Sandy: Yeah, I was just looking up, on in 1987 market crash. The Dow fell 500 points and we thought. And I was around, I remember that we thought it was the end of the world now because the index is so much higher. 500 points. It's like a Tuesday. So you really, that's why the percentages are really much more relevant. I think unfortunately a lot of news reports kind of focuse on the points because they're easier to digest, but they really can't. They and they, but they can be meaningless. I mean, 500 points is, like I said, couch changed these days.

Ryan: This is very sophisticated for a five-year-old must be smart.

Sandy: Smart five-year-old takes who takes cabs.

Ryan: So the only other thing that I would sort of want to put on people's brains is when looking at these indexes, first of all, the S&P 500, there are a million STFs and index funds that follow it. There's billions upon billions of dollars invested in these index funds. So when they move, it's a lot of money moving. And if investors are putting money in or taking money out of these funds, it's going to move the market.

Ryan: The other thing I would want to point out is tech has done so disproportionately well over the last few years here during this bull market that not only is the Nasdaq heavily weighted toward tech but so is the S&P. I mean you have Microsoft, Apple, Amazon, this sort of the stocks that are thought of as these big tech behemoths command such a huge portion of these indexes because they've gone up so much, they're worth so much money.

Sandy: The thing I would add, Ryan, going back to the top of our podcast today, is that you're saving for retirement. A lot of funds do you benchmark is particularly the S&P. They benchmark their returns, the S&P. But your own plan may not follow that because you may be more conservative if you have 60% in stocks and 40% in bonds. Which is a reasonable allocation for somebody who's closing in on retirement. You're not going to get the same results as the S&P. The good news is if the S&P takes a big downturn, you're not going to fall as much. So these are useful numbers, but they may not necessarily apply to you.

Ryan: Correct. Okay.

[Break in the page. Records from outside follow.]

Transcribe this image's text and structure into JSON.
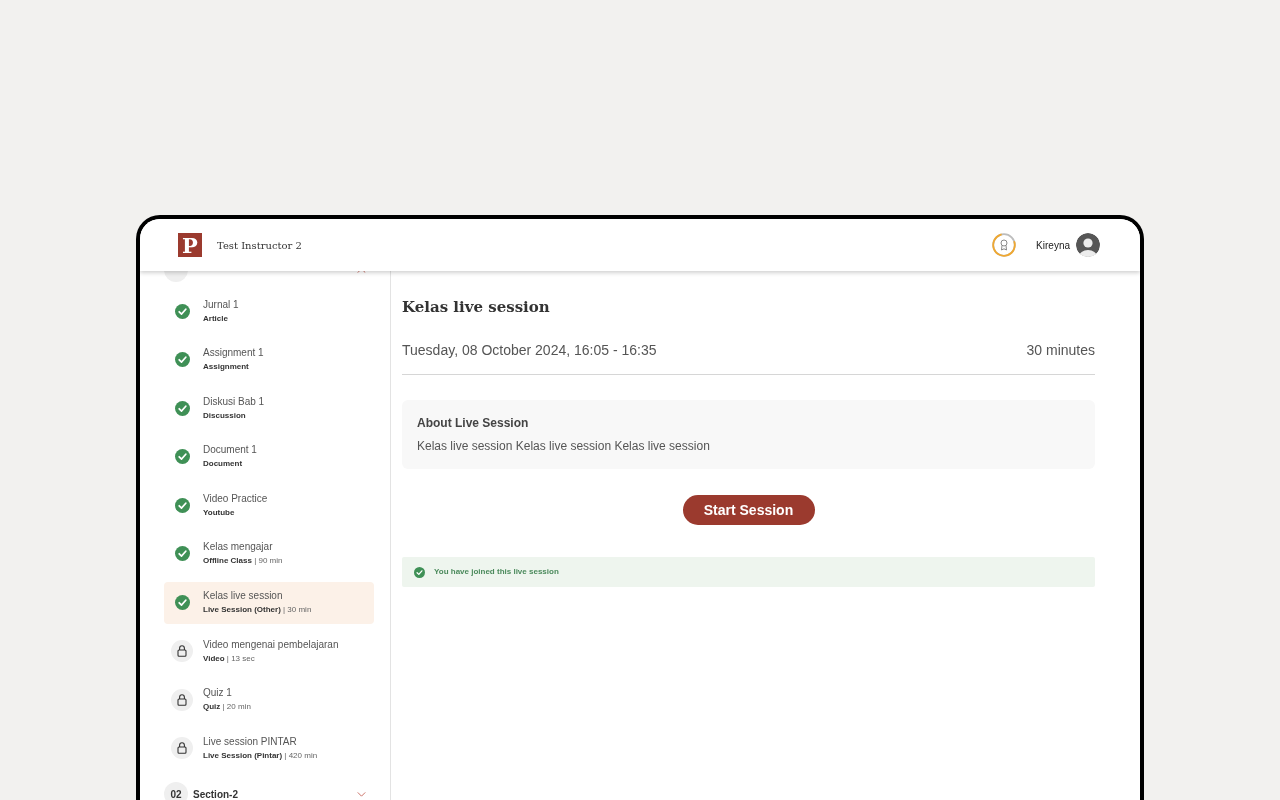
{
  "header": {
    "logo": "P",
    "title": "Test Instructor 2",
    "user": "Kireyna"
  },
  "sidebar": {
    "sections": [
      {
        "expanded": true,
        "items": [
          {
            "title": "Jurnal 1",
            "type": "Article",
            "completed": true,
            "selected": false
          },
          {
            "title": "Assignment 1",
            "type": "Assignment",
            "completed": true,
            "selected": false
          },
          {
            "title": "Diskusi Bab 1",
            "type": "Discussion",
            "completed": true,
            "selected": false
          },
          {
            "title": "Document 1",
            "type": "Document",
            "completed": true,
            "selected": false
          },
          {
            "title": "Video Practice",
            "type": "Youtube",
            "completed": true,
            "selected": false
          },
          {
            "title": "Kelas mengajar",
            "type": "Offline Class",
            "duration": "| 90 min",
            "completed": true,
            "selected": false
          },
          {
            "title": "Kelas live session",
            "type": "Live Session (Other)",
            "duration": "| 30 min",
            "completed": true,
            "selected": true
          },
          {
            "title": "Video mengenai pembelajaran",
            "type": "Video",
            "duration": "| 13 sec",
            "completed": false,
            "selected": false
          },
          {
            "title": "Quiz 1",
            "type": "Quiz",
            "duration": "| 20 min",
            "completed": false,
            "selected": false
          },
          {
            "title": "Live session PINTAR",
            "type": "Live Session (Pintar)",
            "duration": "| 420 min",
            "completed": false,
            "selected": false
          }
        ]
      },
      {
        "number": "02",
        "title": "Section-2",
        "expanded": false
      }
    ]
  },
  "content": {
    "title": "Kelas live session",
    "schedule": "Tuesday, 08 October 2024, 16:05 - 16:35",
    "duration": "30 minutes",
    "about": {
      "title": "About Live Session",
      "text": "Kelas live session Kelas live session Kelas live session"
    },
    "button": "Start Session",
    "notice": "You have joined this live session"
  }
}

So like we said, if you have any questions, please email us and to my friend Beast who asked.

Sandy: Beast, who is not five years old.

Ryan: No, he is not.

Sandy: Because that would be sad.

Ryan: No I hope no five-year-old is called a Beast.

Sandy: I think I do know a five-year-old Beast actually.

Ryan: I think I do a five-year-old Beast actually.

Ryan: That's it for this episode of Your Money's Worth. For show notes and more great Kiplinger content on the topics we discussed on today's show. Visit You can still connect with us on Twitter (opens in new tab), Facebook (opens in new tab) or by emailing us at (opens in new tab).

Ryan: And if you like the show, please remember to rate, review and subscribe to Your Money's Worth wherever you get your podcasts. Thanks for listening.

Ryan Ermey
Associate Editor, Kiplinger's Personal Finance
Ryan joined Kiplinger in the fall of 2013. He writes and fact-checks stories that appear in Kiplinger's Personal Finance magazine and on He previously interned for the CBS Evening News investigative team and worked as a copy editor and features columnist at the GW Hatchet. He holds a BA in English and creative writing from George Washington University.